How much sleep is normal?
The exact amount of sleep a person needs is difficult to gauge, as it can change with age and between one individual to another. On average, adults need between 7.5 and 9 hours sleep each day.
What is insomnia?
Insomnia is difficulty falling asleep or difficulty staying asleep. It is a symptom and not a disease. It is very common for people to experience insomnia at some point in their lives.
What causes insomnia?
Lots of different factors can cause you to have trouble sleeping. Short-term insomnia may be caused by stress or a change in your sleeping environment such as noise, bright lights or temperature. Insomnia can also be caused by substances called stimulants that can …
What are the symptoms of insomnia?
The main symptom of insomnia is experiencing trouble falling asleep at night and difficulty staying asleep. If you have insomnia you may also wake up many times during the night, or wake early in the morning. You may not feel well rested after a night's …
How is insomnia treated?
The treatment for insomnia will depend what is causing the condition. It is important to treat any underlying condition, such as sleep apnea or depression. Self-care strategies for insomnia include trying to get to sleep naturally by establishing a bedtime routine, …

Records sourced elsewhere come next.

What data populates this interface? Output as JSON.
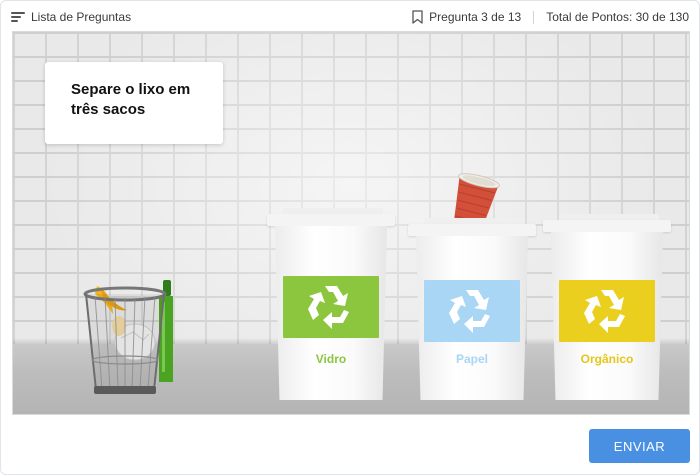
{
  "header": {
    "question_list_label": "Lista de Preguntas",
    "question_counter": "Pregunta 3 de 13",
    "score": "Total de Pontos: 30 de 130"
  },
  "task": {
    "instruction": "Separe o lixo em três sacos"
  },
  "bins": [
    {
      "label": "Vidro",
      "color": "#8cc63f"
    },
    {
      "label": "Papel",
      "color": "#a9d6f5"
    },
    {
      "label": "Orgânico",
      "color": "#ebcf1f"
    }
  ],
  "icons": {
    "list": "list-icon",
    "bookmark": "bookmark-icon",
    "recycle": "recycle-icon"
  },
  "footer": {
    "submit_label": "ENVIAR",
    "submit_color": "#4a90e2"
  }
}
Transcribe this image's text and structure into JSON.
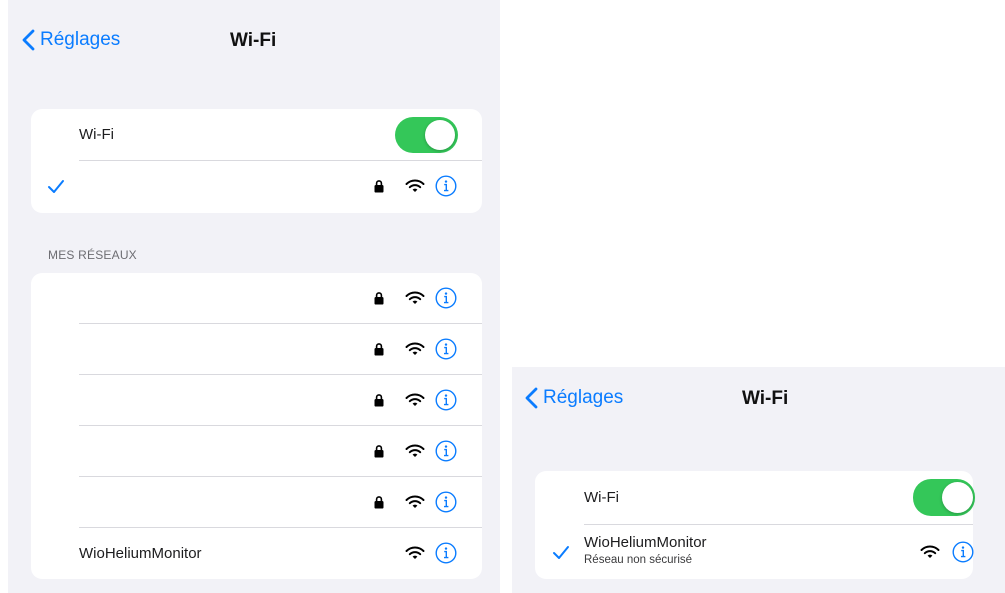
{
  "accent_color": "#0a7cff",
  "toggle_color": "#34c759",
  "panel_a": {
    "nav": {
      "back_label": "Réglages",
      "title": "Wi-Fi"
    },
    "wifi_toggle": {
      "label": "Wi-Fi",
      "on": true
    },
    "connected": {
      "name": "",
      "icons": [
        "checkmark-icon",
        "lock-icon",
        "wifi-icon",
        "info-icon"
      ]
    },
    "my_networks_header": "MES RÉSEAUX",
    "my_networks": [
      {
        "name": "",
        "secured": true
      },
      {
        "name": "",
        "secured": true
      },
      {
        "name": "",
        "secured": true
      },
      {
        "name": "",
        "secured": true
      },
      {
        "name": "",
        "secured": true
      },
      {
        "name": "WioHeliumMonitor",
        "secured": false
      }
    ]
  },
  "panel_b": {
    "nav": {
      "back_label": "Réglages",
      "title": "Wi-Fi"
    },
    "wifi_toggle": {
      "label": "Wi-Fi",
      "on": true
    },
    "connected": {
      "name": "WioHeliumMonitor",
      "subtitle": "Réseau non sécurisé",
      "secured": false
    }
  }
}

Who is at risk of insomnia?
Anyone can experience insomnia, but several factors can increase your risk of developing the condition. These include being over the age of 60, being female, being under a lot of stress, having a mental health disorder, or working night shifts.
Can insomnia be prevented?
You can prevent insomnia by identifying and treating, early on, problems that could cause difficulty sleeping. This might include managing any health problems, reducing the amount of caffeine, alcohol and other stimulants you consume, and developing good sleeping …
How is insomnia diagnosed?
Insomnia is a symptom and not a disease, so your doctor will focus on identifying the reason why you might be having difficulty sleeping. your doctor will usually want to perform a physical examination to look for related health conditions, and ask you about your …
About this article
Author: Dr Joanne Van der Velden PhD, BSc (Hons)
First answered: 18 Sep 2014
Last reviewed: 17 Oct 2018
Rating: 4.3 out of 5
Votes: 1137 (Click smiley face below left to rate)
Category: Insomnia (sleep problems)